Readers of this blog know I have little stomach for fools and less for lifestyle fads, the vast majority of which are based on pseudoscience, gullibility and herd mentality. I rank these diets on the same credibility scale as the anti-vaccine stupidity, chemtrails, astrology, homeopathy, the Donald-Trump-for-president movement and trust in the ethics of Collingwood Council. All of them based on codswallop, superstition and disingenuous marketing. I refuse to be part of these forms of madness. I have my own madnesses, thank you.
And don’t get me started on the anti-gluten nuttiness. If you don’t have celiac and you’re on a gluten-free diet, you’re bandwagon gullible. I didn’t get a kitchen slicer as some sort of defence against the benefits of gluten. I got it to make pretty spirals and noodles, which, as you can see by the first two photos above, it did rather well.
Raw beet, cucumber, cabbage and carrot all spiralized nicely for last night’s salad. I was pleased with the device.The only thing I really need to pay attention to is getting the veggie centred. Off-kilter veggies cut into little curly pieces, not continuous strips. See the carrots, above.
Tonight I’m going to use it to slice yam, sweet potato and zucchini for a stir-fry veggie noodle dish (not sure yet, but I may bake the sweet potato and yam rather than fry it). Might toss in some grilled chicken or tofu, too.
Bottom line: I like it. Easy to use, effective and the little, droopy phallic core that remains from the spiralizing is good for a laugh, at least once (wine is recommended for increased risibility…). And it will help add variety to our daily meals, if not always in substance then in style.
There are also a lot of YouTube videos to explain spiralizing, with examples of veggies and dishes. Some are pretty amusing, others a bit dry and a few too preachy for my taste.
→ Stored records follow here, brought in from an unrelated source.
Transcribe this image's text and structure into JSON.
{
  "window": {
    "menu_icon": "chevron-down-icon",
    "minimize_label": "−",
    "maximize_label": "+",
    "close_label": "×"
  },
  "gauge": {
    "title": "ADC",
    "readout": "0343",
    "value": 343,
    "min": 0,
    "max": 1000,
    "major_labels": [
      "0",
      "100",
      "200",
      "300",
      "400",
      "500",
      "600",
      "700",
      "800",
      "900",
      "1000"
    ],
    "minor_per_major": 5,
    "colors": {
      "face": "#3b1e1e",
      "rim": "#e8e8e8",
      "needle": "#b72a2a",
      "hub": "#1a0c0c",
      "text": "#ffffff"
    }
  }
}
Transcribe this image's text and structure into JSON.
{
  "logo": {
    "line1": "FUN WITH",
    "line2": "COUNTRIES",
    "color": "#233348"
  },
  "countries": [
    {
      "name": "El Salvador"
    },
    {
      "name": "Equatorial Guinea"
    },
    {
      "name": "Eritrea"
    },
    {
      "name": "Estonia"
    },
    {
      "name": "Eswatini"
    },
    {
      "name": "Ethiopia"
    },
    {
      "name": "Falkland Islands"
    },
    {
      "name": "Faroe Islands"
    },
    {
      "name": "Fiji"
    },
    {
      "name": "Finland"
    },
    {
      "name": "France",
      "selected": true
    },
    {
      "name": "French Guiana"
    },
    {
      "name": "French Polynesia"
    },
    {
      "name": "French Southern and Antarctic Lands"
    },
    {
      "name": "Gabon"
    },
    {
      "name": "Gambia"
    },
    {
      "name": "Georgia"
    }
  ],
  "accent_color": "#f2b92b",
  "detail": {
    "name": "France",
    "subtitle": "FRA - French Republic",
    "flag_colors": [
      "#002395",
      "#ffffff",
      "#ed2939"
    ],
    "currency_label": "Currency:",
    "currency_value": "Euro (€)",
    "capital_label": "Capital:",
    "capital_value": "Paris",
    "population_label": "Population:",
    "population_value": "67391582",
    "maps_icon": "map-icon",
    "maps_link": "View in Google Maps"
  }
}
Here are two; only the first deals with the Oxo:
- 1656 words
- 9799 characters
- Reading time: 540 s
- Speaking time: 828s